Using composite input will simply blend two frames together. This makes it look blurry or (in the case of stuff that’s moving really fast on screen) like a double image. If I use S-Video, the differences between frames will appear on every other line, so that fast-moving items will be wreathed in scanlines. If the camera itself is panning over a scene, then it’s almost impossible to get a clean grab.
Lost Audio Channel
This is actually a perfectly reasonable and solvable problem, it’s just annoying. The TV tuner card I have is only interested in video, and the problem of getting the audio side of things working is left as an exercise for the end user. Coming out of the console you’ll generally have a yellow cable (the video) and two audio cables (the red and white cables). The yellow goes directly into the TV tuner card, and the other two go… where? I could hook them up to external speakers, but then I’d need yet another set of speakers, and if I took in-game video it wouldn’t have the audio. The better solution is to feed them into the line-in or microphone jack on the PC. Except the connectors are all wrong.
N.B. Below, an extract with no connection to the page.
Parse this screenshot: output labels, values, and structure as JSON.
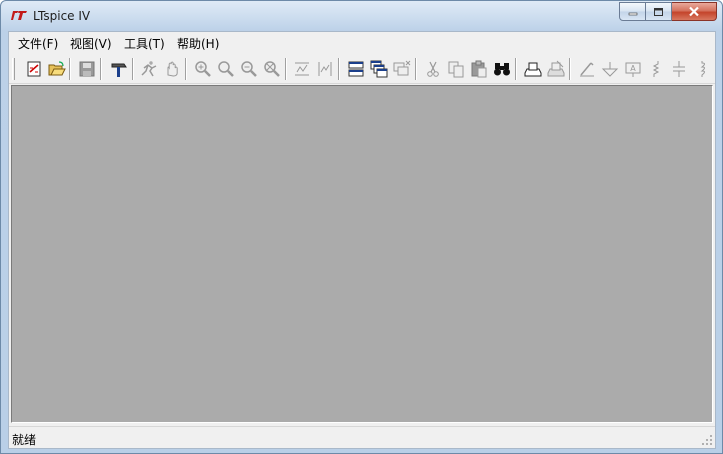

I have a little adapter that turns a single RCA connector into the familiar TRS connector, which then gets plugged into the microphone input on my computer. But this is a 1-to1 conversion. I can either have the left channel or the right one, but not both. I’ve sat down a couple of times to search around for a better solution, but it’s hard to find the right plugs in all the right genders where they don’t price-gouge you by an order of magnitude or insist that you buy ten at a time. I haven’t fixed this yet because, in the end, this is a boring shopping problem and not an interesting technological one.
I’m interested in getting a new TV tuner card that supports some sort of HD input. For those who have emailed me for advice along these lines: I’m just as lost as you are. The features that are crucial to gamers (no DRM, low latency) don’t even get a mention in the features list of most cards. An overwhelming majority of users seem to be using these things to turn their PC into a TiVo. Some cards offload a lot of the work onto the CPU. Other cards (like mine) manage to run without putting a dent in system performance. There is no real way to evaluate any of the above pitfalls until you have the thing plugged into your machine.
Shamus Young is an old-school OpenGL programmer, author, and composer. He runs this site and if anything is broken you should probably blame him.